== RECORDS SUPPLIED ==

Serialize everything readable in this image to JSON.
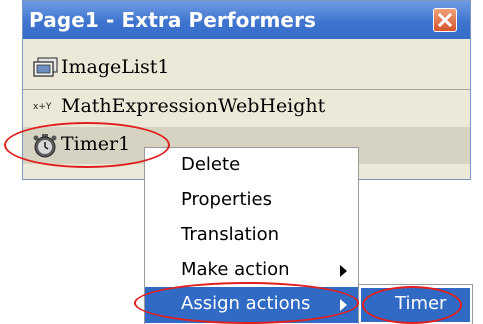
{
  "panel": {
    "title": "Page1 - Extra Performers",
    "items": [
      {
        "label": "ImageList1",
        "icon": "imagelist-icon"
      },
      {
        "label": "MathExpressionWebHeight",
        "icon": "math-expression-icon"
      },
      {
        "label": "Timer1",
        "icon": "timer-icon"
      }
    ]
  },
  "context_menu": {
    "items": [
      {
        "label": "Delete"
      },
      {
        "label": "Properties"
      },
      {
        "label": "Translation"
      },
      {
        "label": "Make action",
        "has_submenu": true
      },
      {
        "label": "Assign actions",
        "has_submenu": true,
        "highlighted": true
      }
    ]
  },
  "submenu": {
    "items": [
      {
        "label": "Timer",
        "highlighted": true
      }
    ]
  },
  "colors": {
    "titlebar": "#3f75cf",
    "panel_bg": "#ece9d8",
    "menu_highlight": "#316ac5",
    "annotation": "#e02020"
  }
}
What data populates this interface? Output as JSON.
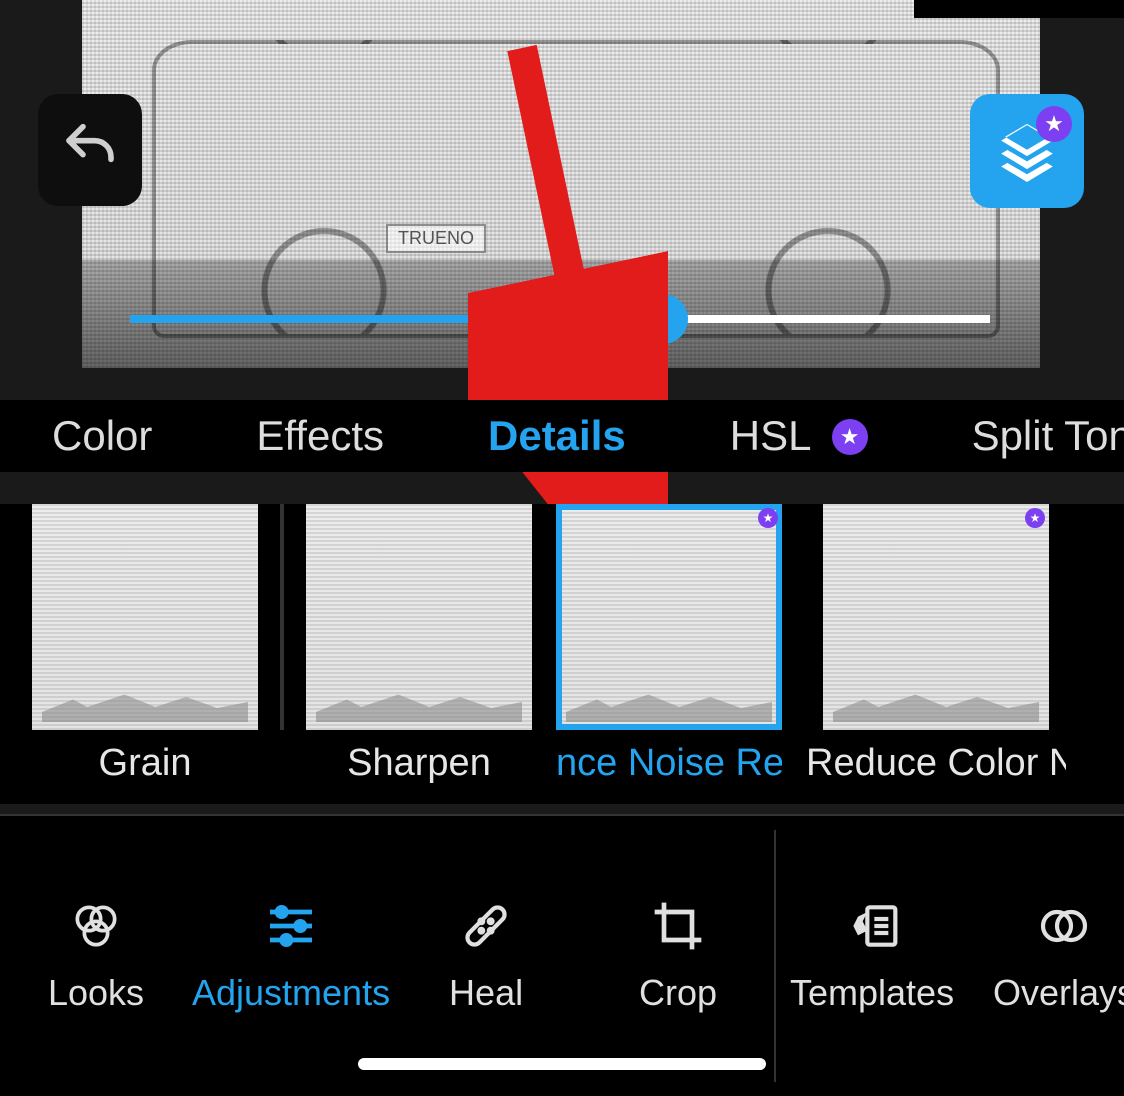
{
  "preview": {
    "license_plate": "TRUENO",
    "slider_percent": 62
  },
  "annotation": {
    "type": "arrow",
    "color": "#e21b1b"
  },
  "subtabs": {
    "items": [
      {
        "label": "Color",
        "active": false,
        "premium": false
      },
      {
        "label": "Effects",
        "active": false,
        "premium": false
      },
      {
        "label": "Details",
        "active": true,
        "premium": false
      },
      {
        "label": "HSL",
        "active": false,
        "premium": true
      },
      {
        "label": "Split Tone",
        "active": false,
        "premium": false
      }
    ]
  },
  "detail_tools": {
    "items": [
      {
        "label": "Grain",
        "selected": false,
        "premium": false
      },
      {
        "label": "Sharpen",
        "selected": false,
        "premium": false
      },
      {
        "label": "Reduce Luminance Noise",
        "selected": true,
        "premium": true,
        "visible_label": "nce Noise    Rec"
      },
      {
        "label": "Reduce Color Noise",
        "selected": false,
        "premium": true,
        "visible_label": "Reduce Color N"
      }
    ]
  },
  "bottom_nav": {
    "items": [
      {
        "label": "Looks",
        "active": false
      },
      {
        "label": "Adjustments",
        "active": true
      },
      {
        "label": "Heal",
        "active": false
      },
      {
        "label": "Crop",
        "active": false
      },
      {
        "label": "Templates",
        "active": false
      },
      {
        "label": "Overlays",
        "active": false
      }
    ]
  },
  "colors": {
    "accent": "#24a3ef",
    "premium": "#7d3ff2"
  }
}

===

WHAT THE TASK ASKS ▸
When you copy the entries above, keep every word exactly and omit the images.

SOLVED PROBLEM ▸
Serialize everything readable in this image to JSON.
{
  "panel": {
    "title": "Page1 - Extra Performers",
    "items": [
      {
        "label": "ImageList1",
        "icon": "imagelist-icon"
      },
      {
        "label": "MathExpressionWebHeight",
        "icon": "math-expression-icon"
      },
      {
        "label": "Timer1",
        "icon": "timer-icon"
      }
    ]
  },
  "context_menu": {
    "items": [
      {
        "label": "Delete"
      },
      {
        "label": "Properties"
      },
      {
        "label": "Translation"
      },
      {
        "label": "Make action",
        "has_submenu": true
      },
      {
        "label": "Assign actions",
        "has_submenu": true,
        "highlighted": true
      }
    ]
  },
  "submenu": {
    "items": [
      {
        "label": "Timer",
        "highlighted": true
      }
    ]
  },
  "colors": {
    "titlebar": "#3f75cf",
    "panel_bg": "#ece9d8",
    "menu_highlight": "#316ac5",
    "annotation": "#e02020"
  }
}
What data populates this interface? Output as JSON.
{
  "preview": {
    "license_plate": "TRUENO",
    "slider_percent": 62
  },
  "annotation": {
    "type": "arrow",
    "color": "#e21b1b"
  },
  "subtabs": {
    "items": [
      {
        "label": "Color",
        "active": false,
        "premium": false
      },
      {
        "label": "Effects",
        "active": false,
        "premium": false
      },
      {
        "label": "Details",
        "active": true,
        "premium": false
      },
      {
        "label": "HSL",
        "active": false,
        "premium": true
      },
      {
        "label": "Split Tone",
        "active": false,
        "premium": false
      }
    ]
  },
  "detail_tools": {
    "items": [
      {
        "label": "Grain",
        "selected": false,
        "premium": false
      },
      {
        "label": "Sharpen",
        "selected": false,
        "premium": false
      },
      {
        "label": "Reduce Luminance Noise",
        "selected": true,
        "premium": true,
        "visible_label": "nce Noise    Rec"
      },
      {
        "label": "Reduce Color Noise",
        "selected": false,
        "premium": true,
        "visible_label": "Reduce Color N"
      }
    ]
  },
  "bottom_nav": {
    "items": [
      {
        "label": "Looks",
        "active": false
      },
      {
        "label": "Adjustments",
        "active": true
      },
      {
        "label": "Heal",
        "active": false
      },
      {
        "label": "Crop",
        "active": false
      },
      {
        "label": "Templates",
        "active": false
      },
      {
        "label": "Overlays",
        "active": false
      }
    ]
  },
  "colors": {
    "accent": "#24a3ef",
    "premium": "#7d3ff2"
  }
}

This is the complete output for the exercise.